[[ SUPPLIED MATERIAL, beginning ]]
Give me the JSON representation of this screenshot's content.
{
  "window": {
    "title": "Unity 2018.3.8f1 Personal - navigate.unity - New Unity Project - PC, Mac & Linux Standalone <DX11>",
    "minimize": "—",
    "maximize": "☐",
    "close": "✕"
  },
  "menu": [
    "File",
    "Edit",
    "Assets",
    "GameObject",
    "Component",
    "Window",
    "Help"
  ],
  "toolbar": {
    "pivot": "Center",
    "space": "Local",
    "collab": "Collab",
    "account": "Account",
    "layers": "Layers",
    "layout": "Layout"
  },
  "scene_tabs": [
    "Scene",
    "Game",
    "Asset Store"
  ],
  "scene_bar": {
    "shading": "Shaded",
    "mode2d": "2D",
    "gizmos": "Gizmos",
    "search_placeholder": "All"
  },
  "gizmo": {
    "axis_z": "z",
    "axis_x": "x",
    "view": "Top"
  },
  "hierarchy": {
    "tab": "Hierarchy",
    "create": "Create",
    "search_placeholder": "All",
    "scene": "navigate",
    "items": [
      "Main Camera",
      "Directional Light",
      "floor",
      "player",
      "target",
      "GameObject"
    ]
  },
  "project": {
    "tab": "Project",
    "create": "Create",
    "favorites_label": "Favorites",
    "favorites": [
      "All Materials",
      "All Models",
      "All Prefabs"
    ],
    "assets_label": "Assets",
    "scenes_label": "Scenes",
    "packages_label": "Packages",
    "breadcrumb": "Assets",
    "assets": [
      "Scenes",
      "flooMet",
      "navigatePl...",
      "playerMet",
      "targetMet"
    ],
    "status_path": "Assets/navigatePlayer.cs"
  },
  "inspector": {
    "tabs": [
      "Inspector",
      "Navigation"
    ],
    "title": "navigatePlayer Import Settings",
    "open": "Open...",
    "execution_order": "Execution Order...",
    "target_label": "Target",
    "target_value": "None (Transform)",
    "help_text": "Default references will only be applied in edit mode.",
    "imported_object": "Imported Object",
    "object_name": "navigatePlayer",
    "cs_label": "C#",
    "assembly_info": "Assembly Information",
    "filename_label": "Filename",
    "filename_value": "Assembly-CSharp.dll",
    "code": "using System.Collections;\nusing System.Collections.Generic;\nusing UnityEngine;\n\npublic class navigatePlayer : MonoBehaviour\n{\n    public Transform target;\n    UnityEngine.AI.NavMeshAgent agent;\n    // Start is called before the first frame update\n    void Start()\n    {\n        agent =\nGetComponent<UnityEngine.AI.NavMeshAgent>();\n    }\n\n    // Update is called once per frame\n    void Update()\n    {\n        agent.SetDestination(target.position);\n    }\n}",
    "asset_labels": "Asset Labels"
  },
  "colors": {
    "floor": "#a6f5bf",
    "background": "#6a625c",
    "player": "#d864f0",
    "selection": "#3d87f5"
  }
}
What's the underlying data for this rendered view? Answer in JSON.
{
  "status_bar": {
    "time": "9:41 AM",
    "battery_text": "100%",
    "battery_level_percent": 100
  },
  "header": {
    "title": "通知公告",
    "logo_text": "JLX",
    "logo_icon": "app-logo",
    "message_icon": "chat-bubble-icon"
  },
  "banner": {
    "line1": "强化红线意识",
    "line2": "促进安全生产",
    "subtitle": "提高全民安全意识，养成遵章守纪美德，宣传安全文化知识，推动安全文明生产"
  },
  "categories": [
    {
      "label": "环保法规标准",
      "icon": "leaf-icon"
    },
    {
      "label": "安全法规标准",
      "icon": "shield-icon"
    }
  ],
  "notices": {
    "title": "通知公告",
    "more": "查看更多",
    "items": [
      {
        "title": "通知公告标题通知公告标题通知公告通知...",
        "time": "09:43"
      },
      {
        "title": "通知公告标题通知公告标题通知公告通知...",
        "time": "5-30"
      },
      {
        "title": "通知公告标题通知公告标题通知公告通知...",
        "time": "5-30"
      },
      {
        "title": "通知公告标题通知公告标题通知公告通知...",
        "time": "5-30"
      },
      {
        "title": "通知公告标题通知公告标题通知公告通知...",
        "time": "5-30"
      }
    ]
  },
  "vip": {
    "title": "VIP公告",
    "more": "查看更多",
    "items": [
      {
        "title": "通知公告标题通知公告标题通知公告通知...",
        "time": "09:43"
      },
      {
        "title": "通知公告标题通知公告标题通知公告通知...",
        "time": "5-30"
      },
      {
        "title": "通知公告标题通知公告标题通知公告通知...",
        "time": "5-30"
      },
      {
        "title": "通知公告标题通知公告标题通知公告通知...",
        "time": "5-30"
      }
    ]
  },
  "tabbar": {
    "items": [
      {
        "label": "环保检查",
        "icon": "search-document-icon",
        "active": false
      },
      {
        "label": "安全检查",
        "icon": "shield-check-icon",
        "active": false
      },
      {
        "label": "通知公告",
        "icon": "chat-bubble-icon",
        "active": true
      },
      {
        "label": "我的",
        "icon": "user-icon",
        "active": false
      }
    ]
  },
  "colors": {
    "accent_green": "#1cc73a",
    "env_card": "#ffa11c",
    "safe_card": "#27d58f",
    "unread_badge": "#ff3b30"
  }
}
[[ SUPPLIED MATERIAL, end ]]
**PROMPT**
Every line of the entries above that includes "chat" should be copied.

**EXERCISE SOLUTION**
    "message_icon": "chat-bubble-icon"
        "icon": "chat-bubble-icon",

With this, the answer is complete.